→ **TASK OBJECTIVE**
Below are the entries; determine how many of their lines contain the string "para" and give that figure alone.

→ **EXTRACTED MATERIAL**
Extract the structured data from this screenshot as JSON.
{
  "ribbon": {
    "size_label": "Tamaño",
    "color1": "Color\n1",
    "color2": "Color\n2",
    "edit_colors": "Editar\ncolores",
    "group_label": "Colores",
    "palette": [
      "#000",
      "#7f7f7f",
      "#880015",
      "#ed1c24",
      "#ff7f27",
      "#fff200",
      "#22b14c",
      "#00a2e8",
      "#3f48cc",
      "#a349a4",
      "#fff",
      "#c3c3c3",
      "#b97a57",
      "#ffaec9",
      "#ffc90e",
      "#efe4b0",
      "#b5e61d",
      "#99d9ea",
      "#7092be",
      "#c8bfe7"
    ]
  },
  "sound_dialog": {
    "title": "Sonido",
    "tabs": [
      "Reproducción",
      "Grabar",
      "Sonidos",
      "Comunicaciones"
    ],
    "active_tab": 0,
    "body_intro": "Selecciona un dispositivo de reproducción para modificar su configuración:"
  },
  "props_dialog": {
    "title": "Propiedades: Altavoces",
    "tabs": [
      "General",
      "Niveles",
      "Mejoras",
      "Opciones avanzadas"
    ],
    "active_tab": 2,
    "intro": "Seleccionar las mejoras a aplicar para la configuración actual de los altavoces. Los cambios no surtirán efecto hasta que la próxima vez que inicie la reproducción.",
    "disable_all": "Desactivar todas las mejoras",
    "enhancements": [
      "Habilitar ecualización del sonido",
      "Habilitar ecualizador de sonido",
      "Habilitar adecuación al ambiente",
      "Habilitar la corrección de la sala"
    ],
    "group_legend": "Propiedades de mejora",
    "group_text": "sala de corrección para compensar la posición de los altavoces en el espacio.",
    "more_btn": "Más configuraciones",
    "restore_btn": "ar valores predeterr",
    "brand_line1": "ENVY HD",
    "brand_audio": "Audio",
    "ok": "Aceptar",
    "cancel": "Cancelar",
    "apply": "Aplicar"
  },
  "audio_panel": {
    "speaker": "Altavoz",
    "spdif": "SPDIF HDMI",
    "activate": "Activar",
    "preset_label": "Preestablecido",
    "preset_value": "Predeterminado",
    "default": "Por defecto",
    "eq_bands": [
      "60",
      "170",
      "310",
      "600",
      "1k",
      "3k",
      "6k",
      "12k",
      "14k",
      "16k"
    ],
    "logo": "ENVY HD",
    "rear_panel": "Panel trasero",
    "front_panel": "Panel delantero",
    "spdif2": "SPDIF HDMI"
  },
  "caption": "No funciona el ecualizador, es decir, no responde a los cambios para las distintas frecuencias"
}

→ **THE COMPLETED TASK**
4